The Oregon school board on Tuesday agreed to reschedule a vote on whether voters will have the opportunity to renew the district’s permanent improvement levy on the May 7 ballot and called for a special meeting on Feb. 5 to decide the issue.
The levy was an item on the board’s Jan. 22 meeting agenda, but Council President P.J. Kapfhammer said the board was not yet prepared to place it on the ballot.
“I am caught in a pickle here,” Kapfhammer said to the board. “We don’t really have all the information to go forward with this, but it was already in the newspaper that we were going with it. So rather than pull it from the agenda and making it look like we weren’t dealing with it, I am asking for support from the board members to postpone this motion until the next meeting so we can further get the costs of putting this election on. We don’t know what it’s going to cost us in the community to do this. So rather than pull it and act like it didn’t happen, we need to protect the community and make sure we’re doing this for the right reasons and it’s not excessive.”
The board agreed to reschedule the vote, but not for the next regularly scheduled meeting, held the third Tuesday of the month, since it would be past the board of election’s Feb. 6 deadline to place the levy on the ballot. So the board agreed to call a special meeting on Feb. 5 at 7 p.m. at the Clay High School media center to discuss the matter further.
The board took the first step toward placing the levy on the ballot at a meeting on Jan. 10 by requesting that the Lucas County Auditor determine the final millage amount needed for its renewal.
Voters originally passed the 2-mill permanent improvement levy on Nov. 4, 2008, and generated over $1.2 million annually for five years.
The public is not expected to pay more than what they are currently paying for the levy. It could cost them less as a result of a drop in property valuations, which the auditor will determine.
Revenue from the levy can only be used for specific purposes, such as for building operations and repairs, equipping and furnishing schools, maintaining and purchasing buses, and computers. It is not for operating costs such as salaries.
Also at the meeting, the board agreed to an administrative title change for Hal Gregory, from director of education services to assistant superintendent.
“This is just a title change in name only,” said Kapfhammer. “Job duties and compensation will remain the same.”
Superintendent Dr. Mike Zalar said the recommendation reflects the duties of Gregory.
“We feel the assistant superintendent title is more reflective of his actual duties that he’s currently conducting and as we get into a lot of teachers assignments and other issues related to the reconfiguration, it’s just better to have a clearer delineation of what his actual role and responsibilities are.
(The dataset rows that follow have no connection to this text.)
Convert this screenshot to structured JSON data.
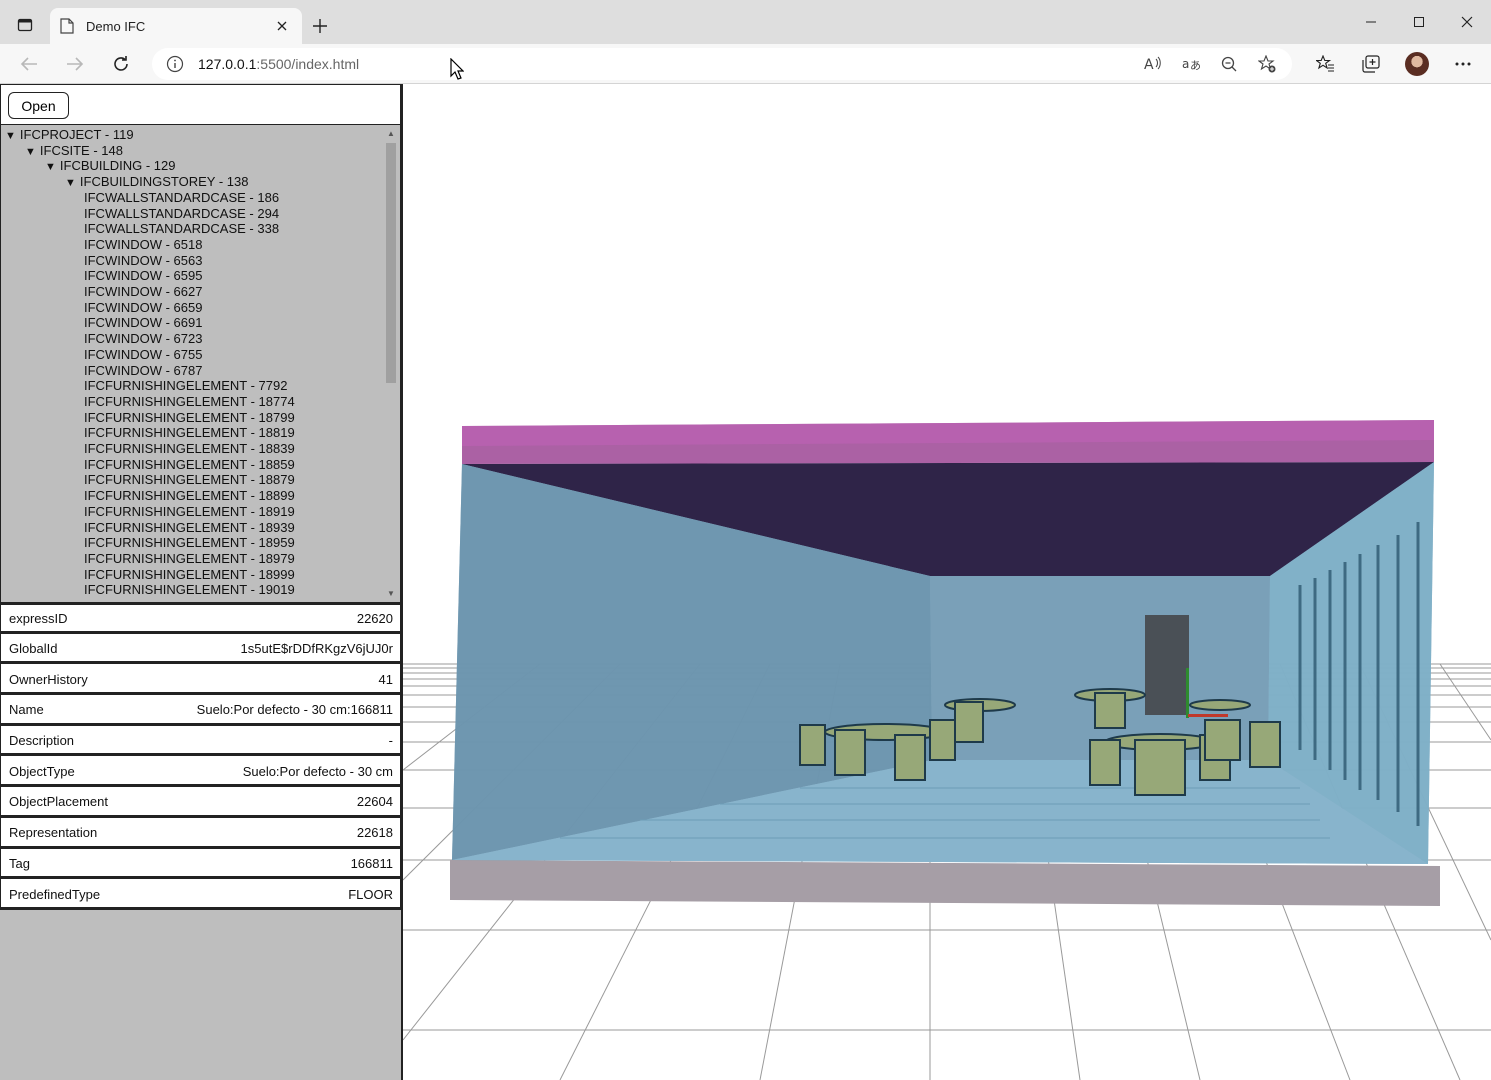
{
  "browser": {
    "tab_title": "Demo IFC",
    "url_host": "127.0.0.1",
    "url_rest": ":5500/index.html"
  },
  "panel": {
    "open_label": "Open",
    "tree": [
      {
        "label": "IFCPROJECT - 119",
        "depth": 0,
        "expanded": true
      },
      {
        "label": "IFCSITE - 148",
        "depth": 1,
        "expanded": true
      },
      {
        "label": "IFCBUILDING - 129",
        "depth": 2,
        "expanded": true
      },
      {
        "label": "IFCBUILDINGSTOREY - 138",
        "depth": 3,
        "expanded": true
      },
      {
        "label": "IFCWALLSTANDARDCASE - 186",
        "depth": 4
      },
      {
        "label": "IFCWALLSTANDARDCASE - 294",
        "depth": 4
      },
      {
        "label": "IFCWALLSTANDARDCASE - 338",
        "depth": 4
      },
      {
        "label": "IFCWINDOW - 6518",
        "depth": 4
      },
      {
        "label": "IFCWINDOW - 6563",
        "depth": 4
      },
      {
        "label": "IFCWINDOW - 6595",
        "depth": 4
      },
      {
        "label": "IFCWINDOW - 6627",
        "depth": 4
      },
      {
        "label": "IFCWINDOW - 6659",
        "depth": 4
      },
      {
        "label": "IFCWINDOW - 6691",
        "depth": 4
      },
      {
        "label": "IFCWINDOW - 6723",
        "depth": 4
      },
      {
        "label": "IFCWINDOW - 6755",
        "depth": 4
      },
      {
        "label": "IFCWINDOW - 6787",
        "depth": 4
      },
      {
        "label": "IFCFURNISHINGELEMENT - 7792",
        "depth": 4
      },
      {
        "label": "IFCFURNISHINGELEMENT - 18774",
        "depth": 4
      },
      {
        "label": "IFCFURNISHINGELEMENT - 18799",
        "depth": 4
      },
      {
        "label": "IFCFURNISHINGELEMENT - 18819",
        "depth": 4
      },
      {
        "label": "IFCFURNISHINGELEMENT - 18839",
        "depth": 4
      },
      {
        "label": "IFCFURNISHINGELEMENT - 18859",
        "depth": 4
      },
      {
        "label": "IFCFURNISHINGELEMENT - 18879",
        "depth": 4
      },
      {
        "label": "IFCFURNISHINGELEMENT - 18899",
        "depth": 4
      },
      {
        "label": "IFCFURNISHINGELEMENT - 18919",
        "depth": 4
      },
      {
        "label": "IFCFURNISHINGELEMENT - 18939",
        "depth": 4
      },
      {
        "label": "IFCFURNISHINGELEMENT - 18959",
        "depth": 4
      },
      {
        "label": "IFCFURNISHINGELEMENT - 18979",
        "depth": 4
      },
      {
        "label": "IFCFURNISHINGELEMENT - 18999",
        "depth": 4
      },
      {
        "label": "IFCFURNISHINGELEMENT - 19019",
        "depth": 4
      }
    ],
    "properties": [
      {
        "key": "expressID",
        "value": "22620"
      },
      {
        "key": "GlobalId",
        "value": "1s5utE$rDDfRKgzV6jUJ0r"
      },
      {
        "key": "OwnerHistory",
        "value": "41"
      },
      {
        "key": "Name",
        "value": "Suelo:Por defecto - 30 cm:166811"
      },
      {
        "key": "Description",
        "value": "-"
      },
      {
        "key": "ObjectType",
        "value": "Suelo:Por defecto - 30 cm"
      },
      {
        "key": "ObjectPlacement",
        "value": "22604"
      },
      {
        "key": "Representation",
        "value": "22618"
      },
      {
        "key": "Tag",
        "value": "166811"
      },
      {
        "key": "PredefinedType",
        "value": "FLOOR"
      }
    ]
  },
  "colors": {
    "panel_bg": "#bebebe",
    "roof": "#a2509a",
    "glass": "#6f9cb4",
    "floor": "#a09aa0",
    "furniture": "#97a878"
  }
}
That’s why we’re recommending the change. It’s not a monetary thing. His salary will remain the same,” said Zalar.
He anticipates revisiting the entire central office administrator structure later this spring, Zalar added.
“We will be looking for ways to improve, streamline, be more cost effective, and more efficient with the way we can conduct our business,” said Zalar. “I do anticipate some other changes later this spring, as I mentioned previously, with job descriptions. Some of the administrator positions will be changed as well. So we look to probably overhaul the entire organizational chart to some extent and we’ll be able to present the board with a draft of that hopefully in the February or March board meeting.”
Kapfhammer praised Gregory for the work he does in the district.
“I think everyone here realizes that Hal Gregory has been our assistant superintendent. He’s essential to our day to day business. I call him assistant superintendent, and everybody up here does. He’s earned the right to have that title. Without him coming to work every day, we’d be missing a lot,” said Kapfhammer.